The officers said their long service to Hong Kong should be recognised.
The criticism was voiced as legislators said comments on the changes should be submitted by Thursday.
The Immigration (Amendment) Bill will remove Britons' right to study and work without a visa. It also removes the right to land, which is available to Britons with more than seven years' residency.
The right is replaced with unconditional stay. This would also be available after the same period to other expatriates, but lost if the holder leaves for more than 12 months.
Visas are not required for either category.
Officials aim to introduce the proposal, brought about by the handover, on April 1 - a date the Security Branch said was fixed after consulting the British community.
The Expatriate Inspectors' Association is writing to legislators and superintendents yesterday wrote to police management, voicing their dissatisfaction.
A superintendent said: 'After so many years of services, our contributions should be recognised.
'We don't think unconditional stay is what we deserve.' Chairman of the association Martin Cadman said: 'The proposal has caused a lot of dissatisfaction. We have never been consulted.' Vice-chairman of the association Neil Dunn said: 'Those who have the right to land should be allowed to keep it.' While officials did not rule out the possibility some Britons might be able to obtain right of abode after the handover. But because the subject is still being discussed by the Joint Liaison Group, Mr Cadman said the proposal had created uncertainties.
'The officers have to give up their right to land in exchange for something which they do not know if they would be eligible for,' Mr Cadman said.

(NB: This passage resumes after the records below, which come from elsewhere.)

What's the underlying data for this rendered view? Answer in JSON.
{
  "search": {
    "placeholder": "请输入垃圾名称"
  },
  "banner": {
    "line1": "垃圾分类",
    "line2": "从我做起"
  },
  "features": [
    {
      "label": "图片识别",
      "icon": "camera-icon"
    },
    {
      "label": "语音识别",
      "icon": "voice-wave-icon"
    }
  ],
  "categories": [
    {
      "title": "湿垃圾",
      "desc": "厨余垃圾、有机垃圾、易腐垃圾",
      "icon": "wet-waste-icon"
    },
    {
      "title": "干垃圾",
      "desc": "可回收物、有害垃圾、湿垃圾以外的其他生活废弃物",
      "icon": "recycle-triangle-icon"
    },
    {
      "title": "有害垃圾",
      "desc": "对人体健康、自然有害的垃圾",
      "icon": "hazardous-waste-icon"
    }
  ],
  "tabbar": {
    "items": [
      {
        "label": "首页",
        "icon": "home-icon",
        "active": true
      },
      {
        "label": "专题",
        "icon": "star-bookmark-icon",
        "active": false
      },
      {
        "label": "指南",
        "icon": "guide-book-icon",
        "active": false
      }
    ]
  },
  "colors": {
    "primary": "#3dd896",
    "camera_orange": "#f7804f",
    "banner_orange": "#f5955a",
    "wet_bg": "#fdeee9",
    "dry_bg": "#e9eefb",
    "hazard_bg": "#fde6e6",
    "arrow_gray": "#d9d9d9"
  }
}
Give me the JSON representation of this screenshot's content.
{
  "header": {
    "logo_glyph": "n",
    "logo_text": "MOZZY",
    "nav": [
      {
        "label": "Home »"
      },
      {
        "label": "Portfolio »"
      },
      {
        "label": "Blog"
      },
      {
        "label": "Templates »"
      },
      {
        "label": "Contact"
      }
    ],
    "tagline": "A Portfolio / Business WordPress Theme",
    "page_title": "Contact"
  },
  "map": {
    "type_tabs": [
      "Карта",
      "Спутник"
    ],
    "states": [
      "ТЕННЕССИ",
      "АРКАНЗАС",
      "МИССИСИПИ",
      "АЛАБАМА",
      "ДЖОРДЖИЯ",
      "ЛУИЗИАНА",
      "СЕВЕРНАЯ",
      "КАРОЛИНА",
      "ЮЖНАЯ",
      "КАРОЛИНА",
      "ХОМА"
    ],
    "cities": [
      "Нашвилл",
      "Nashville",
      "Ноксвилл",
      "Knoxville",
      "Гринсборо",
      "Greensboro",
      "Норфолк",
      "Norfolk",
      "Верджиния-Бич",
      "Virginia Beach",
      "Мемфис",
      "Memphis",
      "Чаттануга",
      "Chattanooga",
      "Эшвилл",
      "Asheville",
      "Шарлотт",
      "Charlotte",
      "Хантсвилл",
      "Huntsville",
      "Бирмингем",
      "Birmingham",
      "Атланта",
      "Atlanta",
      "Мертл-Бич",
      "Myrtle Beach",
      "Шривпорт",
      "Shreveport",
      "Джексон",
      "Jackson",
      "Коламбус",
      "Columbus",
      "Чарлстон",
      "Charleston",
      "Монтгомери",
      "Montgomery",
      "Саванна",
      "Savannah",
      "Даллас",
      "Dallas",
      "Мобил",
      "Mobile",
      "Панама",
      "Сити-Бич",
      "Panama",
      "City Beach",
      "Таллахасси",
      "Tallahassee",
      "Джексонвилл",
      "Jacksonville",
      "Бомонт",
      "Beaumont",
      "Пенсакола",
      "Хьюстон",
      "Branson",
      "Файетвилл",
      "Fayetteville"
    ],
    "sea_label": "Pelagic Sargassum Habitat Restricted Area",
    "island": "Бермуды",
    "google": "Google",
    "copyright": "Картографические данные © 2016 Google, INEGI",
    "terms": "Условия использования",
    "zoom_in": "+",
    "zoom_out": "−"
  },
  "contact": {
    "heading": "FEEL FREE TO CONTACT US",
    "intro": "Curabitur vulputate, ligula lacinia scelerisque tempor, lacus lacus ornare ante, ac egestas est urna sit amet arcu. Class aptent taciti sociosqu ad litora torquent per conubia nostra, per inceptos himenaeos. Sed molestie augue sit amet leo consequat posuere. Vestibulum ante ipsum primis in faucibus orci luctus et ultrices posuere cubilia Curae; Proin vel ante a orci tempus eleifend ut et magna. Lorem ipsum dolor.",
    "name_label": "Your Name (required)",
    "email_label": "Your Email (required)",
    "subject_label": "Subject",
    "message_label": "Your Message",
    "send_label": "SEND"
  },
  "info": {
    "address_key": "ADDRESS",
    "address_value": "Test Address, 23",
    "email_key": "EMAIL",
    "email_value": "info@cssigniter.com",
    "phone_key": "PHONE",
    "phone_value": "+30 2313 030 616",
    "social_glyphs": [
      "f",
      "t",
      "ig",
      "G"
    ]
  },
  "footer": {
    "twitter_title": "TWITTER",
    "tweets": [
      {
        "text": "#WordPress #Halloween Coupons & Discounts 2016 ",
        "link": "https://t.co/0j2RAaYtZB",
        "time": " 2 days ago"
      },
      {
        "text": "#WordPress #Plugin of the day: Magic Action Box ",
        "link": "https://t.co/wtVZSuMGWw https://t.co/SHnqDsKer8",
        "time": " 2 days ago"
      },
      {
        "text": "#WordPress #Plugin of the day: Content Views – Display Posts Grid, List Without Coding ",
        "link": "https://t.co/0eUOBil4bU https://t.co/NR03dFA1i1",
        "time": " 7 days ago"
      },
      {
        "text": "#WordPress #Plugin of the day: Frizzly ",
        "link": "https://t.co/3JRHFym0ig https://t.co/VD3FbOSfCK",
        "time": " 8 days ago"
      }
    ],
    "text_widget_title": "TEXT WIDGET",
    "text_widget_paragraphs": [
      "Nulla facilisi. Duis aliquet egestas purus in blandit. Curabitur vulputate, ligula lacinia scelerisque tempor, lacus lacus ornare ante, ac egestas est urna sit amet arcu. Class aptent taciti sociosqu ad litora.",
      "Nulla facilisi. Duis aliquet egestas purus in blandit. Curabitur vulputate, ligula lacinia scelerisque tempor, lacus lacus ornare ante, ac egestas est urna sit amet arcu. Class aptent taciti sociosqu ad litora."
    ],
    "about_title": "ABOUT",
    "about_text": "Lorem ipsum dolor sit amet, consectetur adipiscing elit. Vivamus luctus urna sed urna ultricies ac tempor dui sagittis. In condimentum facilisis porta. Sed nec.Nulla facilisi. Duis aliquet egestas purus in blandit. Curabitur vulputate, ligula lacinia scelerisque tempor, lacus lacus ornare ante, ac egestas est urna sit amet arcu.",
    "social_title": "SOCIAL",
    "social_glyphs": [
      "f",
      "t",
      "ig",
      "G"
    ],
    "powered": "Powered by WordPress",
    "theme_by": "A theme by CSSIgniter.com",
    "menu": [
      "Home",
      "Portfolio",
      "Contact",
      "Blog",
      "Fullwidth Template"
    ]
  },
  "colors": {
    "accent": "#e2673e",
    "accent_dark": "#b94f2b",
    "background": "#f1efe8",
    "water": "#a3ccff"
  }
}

He estimated there were about 500 British police officers who had worked for more than seven years with either the right to land or the right of abode. They form the largest group of Britons in a government department.